Exercise inputs:
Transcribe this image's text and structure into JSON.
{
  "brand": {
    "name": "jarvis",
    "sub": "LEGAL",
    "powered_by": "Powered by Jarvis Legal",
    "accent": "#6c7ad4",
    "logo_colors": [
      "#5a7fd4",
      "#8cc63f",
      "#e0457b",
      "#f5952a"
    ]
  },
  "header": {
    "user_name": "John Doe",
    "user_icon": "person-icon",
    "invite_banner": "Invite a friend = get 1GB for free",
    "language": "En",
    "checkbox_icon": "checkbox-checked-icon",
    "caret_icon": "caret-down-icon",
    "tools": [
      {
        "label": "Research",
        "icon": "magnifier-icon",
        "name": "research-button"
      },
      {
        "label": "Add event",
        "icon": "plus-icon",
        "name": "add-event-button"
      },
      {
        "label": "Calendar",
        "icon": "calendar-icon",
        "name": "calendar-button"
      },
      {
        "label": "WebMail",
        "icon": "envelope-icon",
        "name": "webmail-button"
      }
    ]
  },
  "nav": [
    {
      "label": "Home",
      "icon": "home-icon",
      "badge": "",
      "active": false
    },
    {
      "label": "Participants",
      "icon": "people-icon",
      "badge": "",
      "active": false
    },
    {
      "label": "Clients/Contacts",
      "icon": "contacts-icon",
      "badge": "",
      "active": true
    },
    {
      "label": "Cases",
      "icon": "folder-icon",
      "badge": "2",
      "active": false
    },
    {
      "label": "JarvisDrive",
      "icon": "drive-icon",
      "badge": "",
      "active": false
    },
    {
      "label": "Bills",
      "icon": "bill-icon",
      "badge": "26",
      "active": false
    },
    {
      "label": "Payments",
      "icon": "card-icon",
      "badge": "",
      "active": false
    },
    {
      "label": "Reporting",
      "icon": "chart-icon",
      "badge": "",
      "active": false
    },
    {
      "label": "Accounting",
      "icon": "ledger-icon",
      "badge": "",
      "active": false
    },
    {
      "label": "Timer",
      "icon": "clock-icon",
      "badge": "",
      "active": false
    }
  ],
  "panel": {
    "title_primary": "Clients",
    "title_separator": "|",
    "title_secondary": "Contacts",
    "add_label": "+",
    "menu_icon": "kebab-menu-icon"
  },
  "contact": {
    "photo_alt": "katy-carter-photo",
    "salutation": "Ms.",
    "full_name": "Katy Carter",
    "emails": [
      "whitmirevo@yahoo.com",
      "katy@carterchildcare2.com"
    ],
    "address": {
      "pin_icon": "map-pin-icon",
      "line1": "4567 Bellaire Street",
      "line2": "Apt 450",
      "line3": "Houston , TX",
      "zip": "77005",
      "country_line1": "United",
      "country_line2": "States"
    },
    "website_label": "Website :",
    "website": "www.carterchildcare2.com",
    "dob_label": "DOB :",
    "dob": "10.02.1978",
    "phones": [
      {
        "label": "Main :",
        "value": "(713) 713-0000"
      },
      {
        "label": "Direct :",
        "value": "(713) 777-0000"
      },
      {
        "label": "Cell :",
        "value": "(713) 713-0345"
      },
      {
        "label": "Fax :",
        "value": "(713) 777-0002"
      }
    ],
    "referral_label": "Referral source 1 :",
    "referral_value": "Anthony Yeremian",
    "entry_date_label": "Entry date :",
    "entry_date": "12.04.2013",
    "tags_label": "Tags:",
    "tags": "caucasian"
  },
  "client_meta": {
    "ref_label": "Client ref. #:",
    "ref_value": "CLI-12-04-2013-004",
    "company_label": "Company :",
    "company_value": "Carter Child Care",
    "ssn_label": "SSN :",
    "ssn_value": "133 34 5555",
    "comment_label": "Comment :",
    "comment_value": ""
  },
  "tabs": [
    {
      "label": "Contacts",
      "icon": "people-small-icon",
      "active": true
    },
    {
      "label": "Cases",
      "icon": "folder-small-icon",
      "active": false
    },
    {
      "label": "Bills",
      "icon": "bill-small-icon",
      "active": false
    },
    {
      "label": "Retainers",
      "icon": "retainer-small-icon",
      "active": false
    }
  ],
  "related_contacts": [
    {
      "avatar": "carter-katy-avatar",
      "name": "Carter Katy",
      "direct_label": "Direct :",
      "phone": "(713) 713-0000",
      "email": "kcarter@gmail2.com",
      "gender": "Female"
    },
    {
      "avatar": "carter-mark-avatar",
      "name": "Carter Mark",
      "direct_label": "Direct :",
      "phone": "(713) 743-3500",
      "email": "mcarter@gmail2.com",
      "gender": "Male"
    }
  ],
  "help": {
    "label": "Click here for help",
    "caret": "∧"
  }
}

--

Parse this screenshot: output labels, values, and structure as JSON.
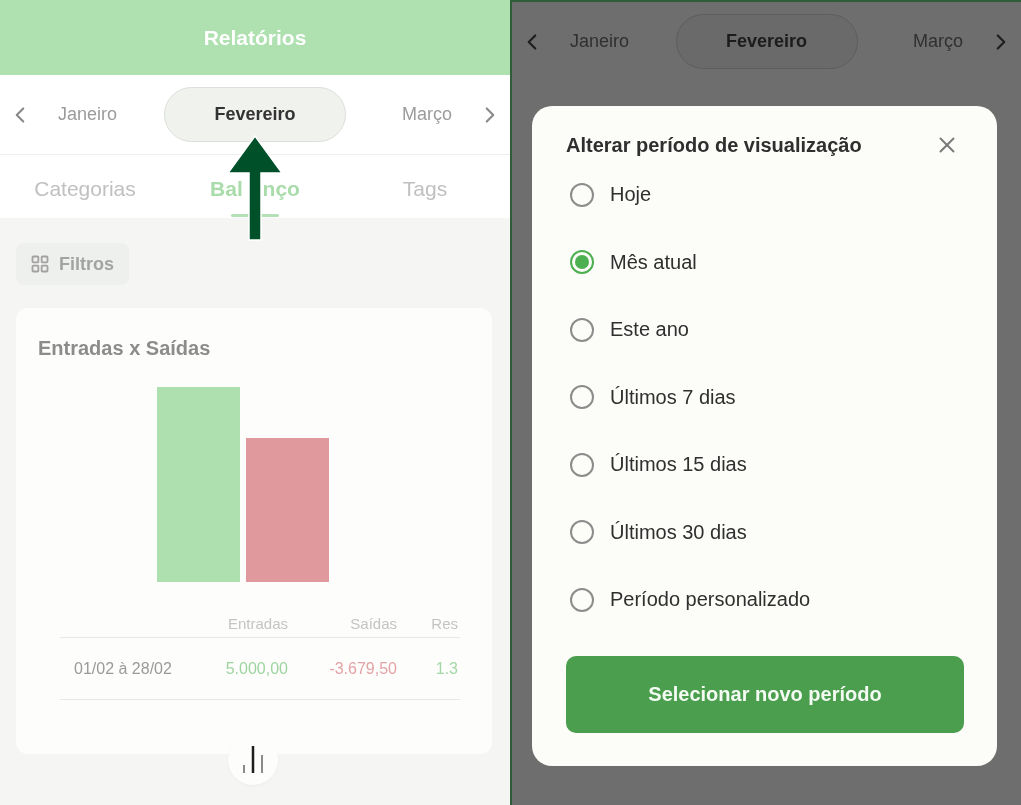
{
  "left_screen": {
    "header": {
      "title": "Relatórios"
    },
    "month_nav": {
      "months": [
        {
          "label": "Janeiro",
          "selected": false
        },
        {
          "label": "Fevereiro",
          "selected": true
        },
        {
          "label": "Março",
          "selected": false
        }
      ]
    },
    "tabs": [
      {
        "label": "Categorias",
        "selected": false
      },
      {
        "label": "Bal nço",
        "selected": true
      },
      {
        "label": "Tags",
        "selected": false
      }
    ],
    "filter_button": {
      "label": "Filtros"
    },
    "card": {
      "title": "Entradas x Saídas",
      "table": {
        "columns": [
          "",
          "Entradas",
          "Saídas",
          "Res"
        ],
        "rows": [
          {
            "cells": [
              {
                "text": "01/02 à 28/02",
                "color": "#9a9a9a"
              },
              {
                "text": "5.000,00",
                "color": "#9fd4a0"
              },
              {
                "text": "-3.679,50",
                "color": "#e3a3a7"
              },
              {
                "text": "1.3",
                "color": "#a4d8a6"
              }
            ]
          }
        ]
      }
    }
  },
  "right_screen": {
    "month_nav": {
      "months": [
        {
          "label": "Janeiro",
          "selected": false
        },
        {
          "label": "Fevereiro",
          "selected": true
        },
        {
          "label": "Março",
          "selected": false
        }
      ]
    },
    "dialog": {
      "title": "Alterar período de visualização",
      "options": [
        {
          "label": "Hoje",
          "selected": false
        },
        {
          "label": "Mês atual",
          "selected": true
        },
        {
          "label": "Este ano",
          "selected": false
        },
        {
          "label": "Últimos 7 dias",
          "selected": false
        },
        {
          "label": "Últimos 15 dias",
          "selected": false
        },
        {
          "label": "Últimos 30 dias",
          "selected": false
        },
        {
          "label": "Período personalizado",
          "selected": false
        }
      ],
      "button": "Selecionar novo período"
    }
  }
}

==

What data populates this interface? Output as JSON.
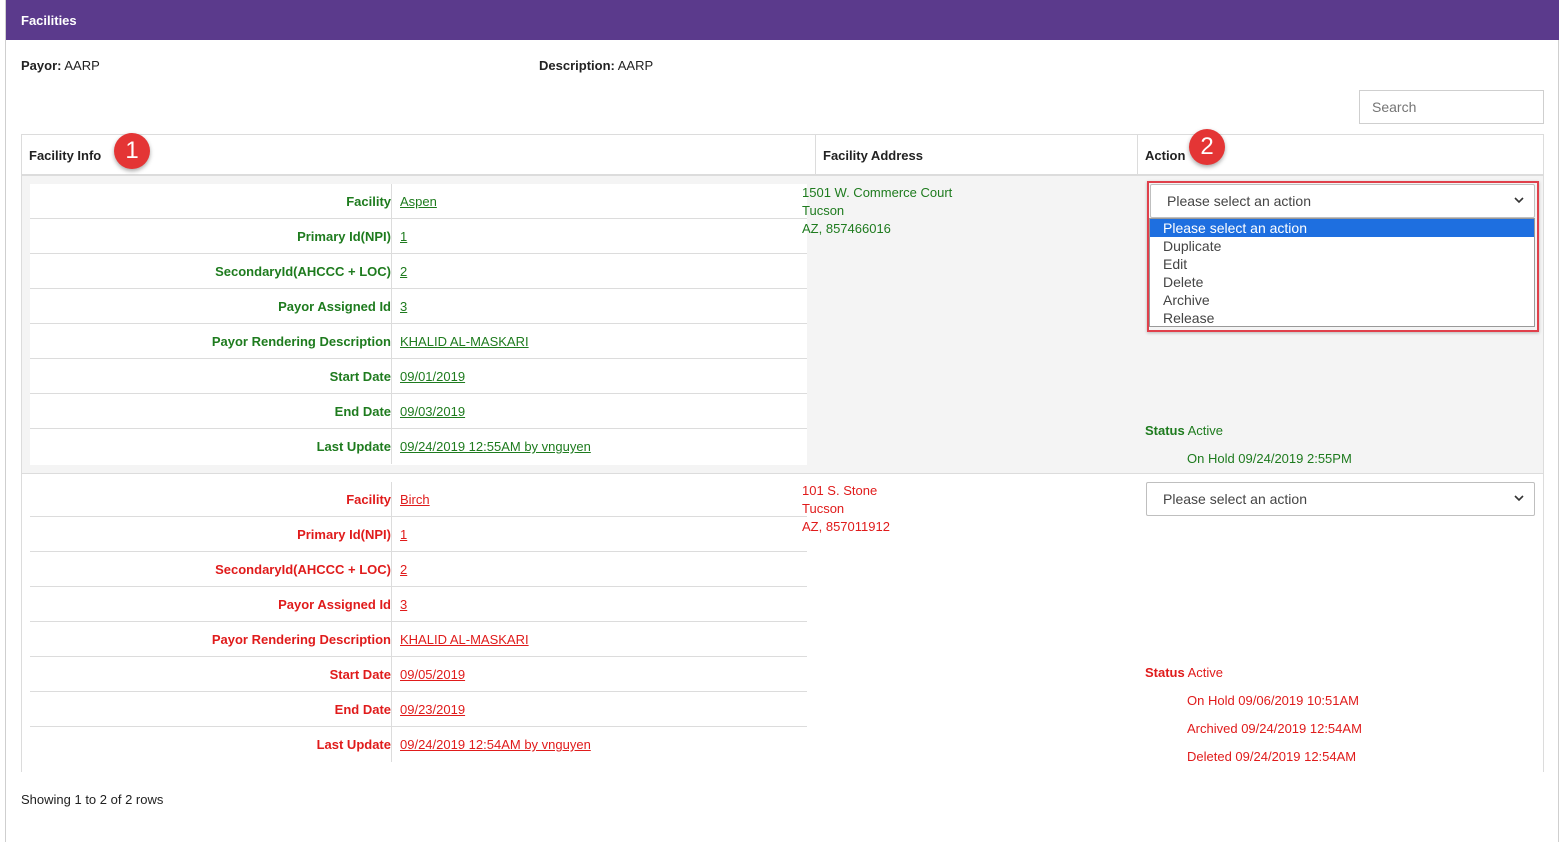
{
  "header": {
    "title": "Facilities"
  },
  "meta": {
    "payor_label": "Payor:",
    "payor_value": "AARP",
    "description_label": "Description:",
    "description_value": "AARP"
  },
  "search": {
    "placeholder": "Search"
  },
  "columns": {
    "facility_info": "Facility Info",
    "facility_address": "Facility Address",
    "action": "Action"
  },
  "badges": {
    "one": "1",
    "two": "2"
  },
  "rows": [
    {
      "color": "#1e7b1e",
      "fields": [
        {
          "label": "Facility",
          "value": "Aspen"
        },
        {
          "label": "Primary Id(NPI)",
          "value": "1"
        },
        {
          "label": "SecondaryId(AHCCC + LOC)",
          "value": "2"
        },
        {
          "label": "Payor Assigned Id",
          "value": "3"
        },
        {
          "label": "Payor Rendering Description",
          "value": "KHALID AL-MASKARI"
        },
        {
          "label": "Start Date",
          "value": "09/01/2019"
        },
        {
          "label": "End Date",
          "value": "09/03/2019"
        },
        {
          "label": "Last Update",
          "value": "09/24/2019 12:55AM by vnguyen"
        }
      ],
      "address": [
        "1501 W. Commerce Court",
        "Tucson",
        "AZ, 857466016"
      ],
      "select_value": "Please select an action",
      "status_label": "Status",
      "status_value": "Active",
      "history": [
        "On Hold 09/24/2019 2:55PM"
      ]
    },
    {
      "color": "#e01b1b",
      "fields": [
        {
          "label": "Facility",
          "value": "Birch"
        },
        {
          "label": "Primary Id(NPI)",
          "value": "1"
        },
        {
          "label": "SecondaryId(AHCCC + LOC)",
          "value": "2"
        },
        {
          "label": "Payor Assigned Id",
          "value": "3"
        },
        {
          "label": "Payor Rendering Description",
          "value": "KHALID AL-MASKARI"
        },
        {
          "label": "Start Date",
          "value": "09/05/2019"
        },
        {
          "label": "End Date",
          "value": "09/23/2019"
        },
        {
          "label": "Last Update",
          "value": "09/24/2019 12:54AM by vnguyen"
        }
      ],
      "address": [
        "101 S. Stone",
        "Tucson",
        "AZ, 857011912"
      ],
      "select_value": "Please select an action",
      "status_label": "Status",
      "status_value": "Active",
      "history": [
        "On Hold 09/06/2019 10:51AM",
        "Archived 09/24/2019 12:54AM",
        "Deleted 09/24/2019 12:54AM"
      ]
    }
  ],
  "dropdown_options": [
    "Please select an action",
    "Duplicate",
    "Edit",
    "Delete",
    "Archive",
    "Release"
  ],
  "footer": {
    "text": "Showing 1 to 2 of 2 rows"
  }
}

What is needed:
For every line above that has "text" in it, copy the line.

Your solution:
Transcribe this image's text and structure into JSON.
                "text": "01/02 à 28/02",
                "text": "5.000,00",
                "text": "-3.679,50",
                "text": "1.3",
    "text": "Showing 1 to 2 of 2 rows"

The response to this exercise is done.